● Your assignment
Only lines holding "value" are needed; copy each of them from the data below.
--- Supplied information ---
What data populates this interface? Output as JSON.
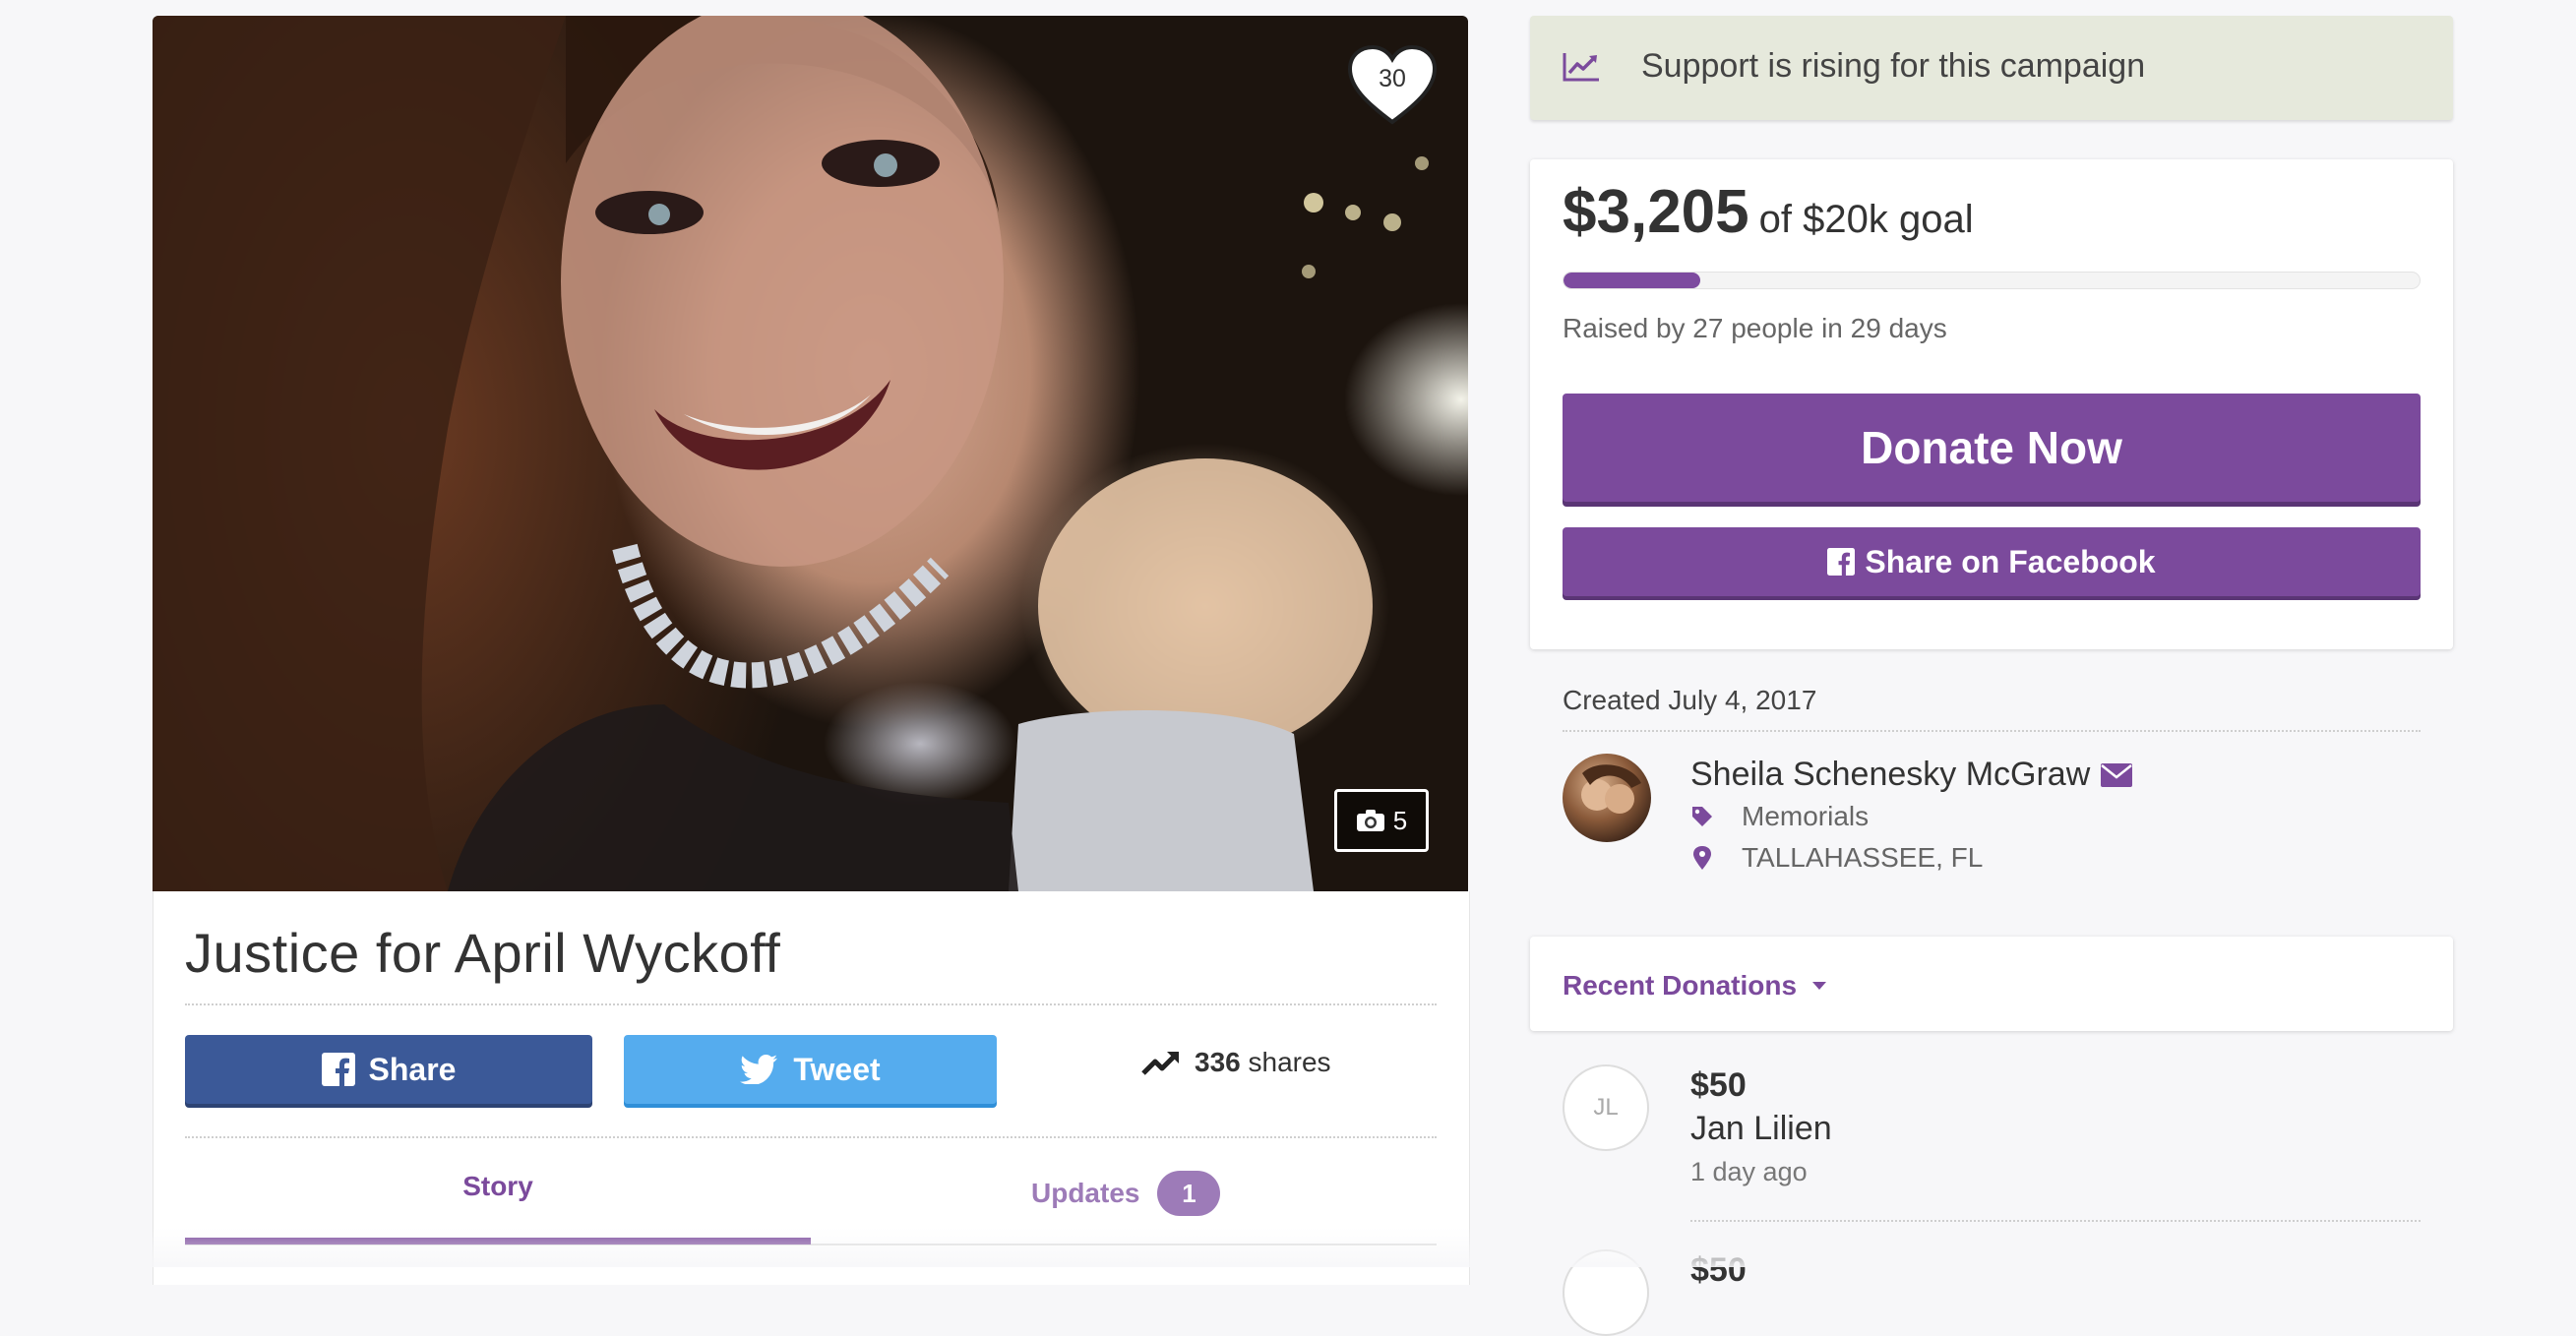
{
  "campaign": {
    "title": "Justice for April Wyckoff",
    "heart_count": "30",
    "photo_count": "5"
  },
  "social": {
    "share_label": "Share",
    "tweet_label": "Tweet",
    "shares_count": "336",
    "shares_label": "shares"
  },
  "tabs": {
    "story": "Story",
    "updates": "Updates",
    "updates_badge": "1"
  },
  "banner": {
    "text": "Support is rising for this campaign"
  },
  "progress": {
    "amount": "$3,205",
    "goal_text": "of $20k goal",
    "raised_fraction": 0.16,
    "raised_by": "Raised by 27 people in 29 days"
  },
  "actions": {
    "donate_label": "Donate Now",
    "facebook_label": "Share on Facebook"
  },
  "organizer": {
    "created": "Created July 4, 2017",
    "name": "Sheila Schenesky McGraw",
    "category": "Memorials",
    "location": "TALLAHASSEE, FL"
  },
  "donations": {
    "header": "Recent Donations",
    "items": [
      {
        "initials": "JL",
        "amount": "$50",
        "name": "Jan Lilien",
        "time": "1 day ago"
      },
      {
        "amount": "$50"
      }
    ]
  },
  "colors": {
    "brand_purple": "#7b4a9c",
    "facebook_blue": "#3b5998",
    "twitter_blue": "#55acee",
    "banner_bg": "#e6e9dc"
  },
  "icons": [
    "heart-icon",
    "camera-icon",
    "facebook-icon",
    "twitter-icon",
    "trending-icon",
    "envelope-icon",
    "tag-icon",
    "location-pin-icon",
    "caret-down-icon"
  ]
}
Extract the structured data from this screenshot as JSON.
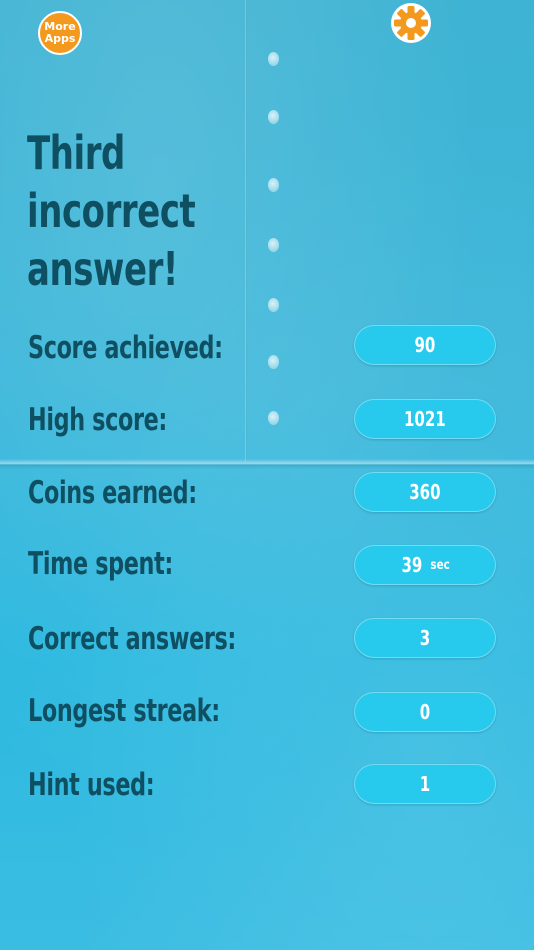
{
  "header": {
    "more_apps_line1": "More",
    "more_apps_line2": "Apps",
    "settings_icon": "gear-icon"
  },
  "title": {
    "line1": "Third incorrect",
    "line2": "answer!"
  },
  "stats": [
    {
      "label": "Score achieved:",
      "value": "90",
      "unit": ""
    },
    {
      "label": "High score:",
      "value": "1021",
      "unit": ""
    },
    {
      "label": "Coins earned:",
      "value": "360",
      "unit": ""
    },
    {
      "label": "Time spent:",
      "value": "39",
      "unit": "sec"
    },
    {
      "label": "Correct answers:",
      "value": "3",
      "unit": ""
    },
    {
      "label": "Longest streak:",
      "value": "0",
      "unit": ""
    },
    {
      "label": "Hint used:",
      "value": "1",
      "unit": ""
    }
  ],
  "colors": {
    "accent": "#f39a1e",
    "pill": "#27c9ec",
    "text": "#0f4f62"
  }
}
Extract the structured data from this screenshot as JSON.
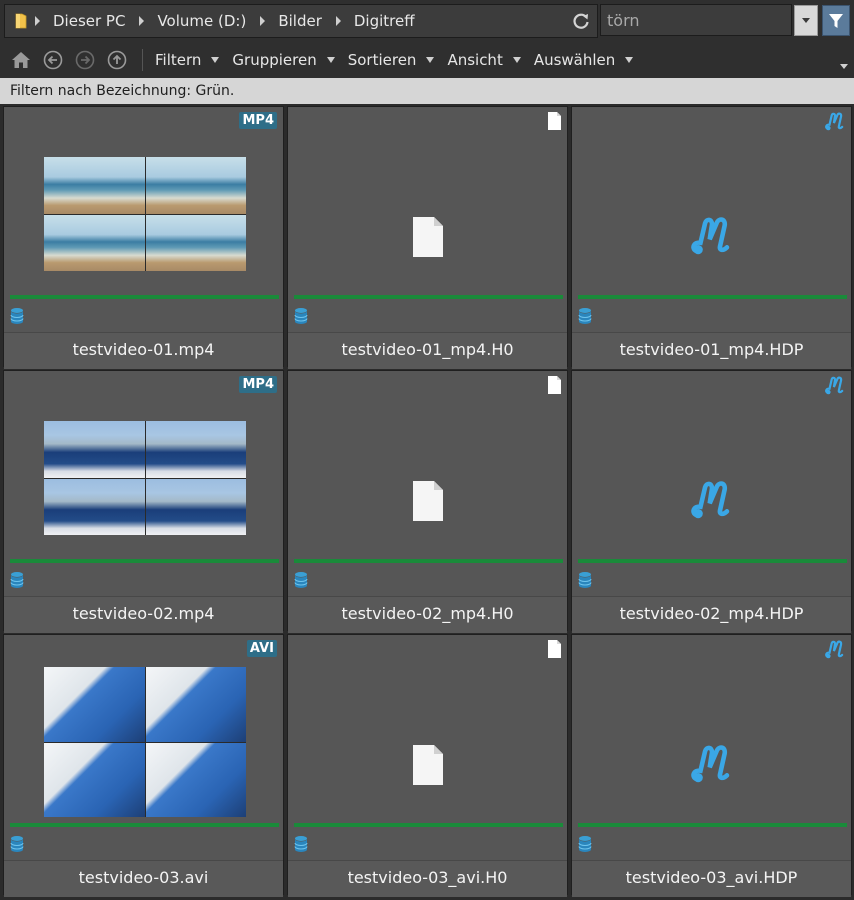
{
  "address": {
    "crumbs": [
      "Dieser PC",
      "Volume (D:)",
      "Bilder",
      "Digitreff"
    ]
  },
  "search": {
    "value": "törn"
  },
  "toolbar": {
    "menus": [
      "Filtern",
      "Gruppieren",
      "Sortieren",
      "Ansicht",
      "Auswählen"
    ]
  },
  "filterbar": {
    "text": "Filtern nach Bezeichnung: Grün."
  },
  "colors": {
    "label_green": "#1a8a3a",
    "badge": "#2e6e88"
  },
  "files": [
    {
      "name": "testvideo-01.mp4",
      "badge": "MP4",
      "type": "video",
      "thumb": "beach"
    },
    {
      "name": "testvideo-01_mp4.H0",
      "type": "file"
    },
    {
      "name": "testvideo-01_mp4.HDP",
      "type": "hdp"
    },
    {
      "name": "testvideo-02.mp4",
      "badge": "MP4",
      "type": "video",
      "thumb": "sail"
    },
    {
      "name": "testvideo-02_mp4.H0",
      "type": "file"
    },
    {
      "name": "testvideo-02_mp4.HDP",
      "type": "hdp"
    },
    {
      "name": "testvideo-03.avi",
      "badge": "AVI",
      "type": "video",
      "thumb": "sail2"
    },
    {
      "name": "testvideo-03_avi.H0",
      "type": "file"
    },
    {
      "name": "testvideo-03_avi.HDP",
      "type": "hdp"
    }
  ]
}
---
● Solved exercise
      "value": "90",
      "value": "1021",
      "value": "360",
      "value": "39",
      "value": "3",
      "value": "0",
      "value": "1",
    "value": "törn"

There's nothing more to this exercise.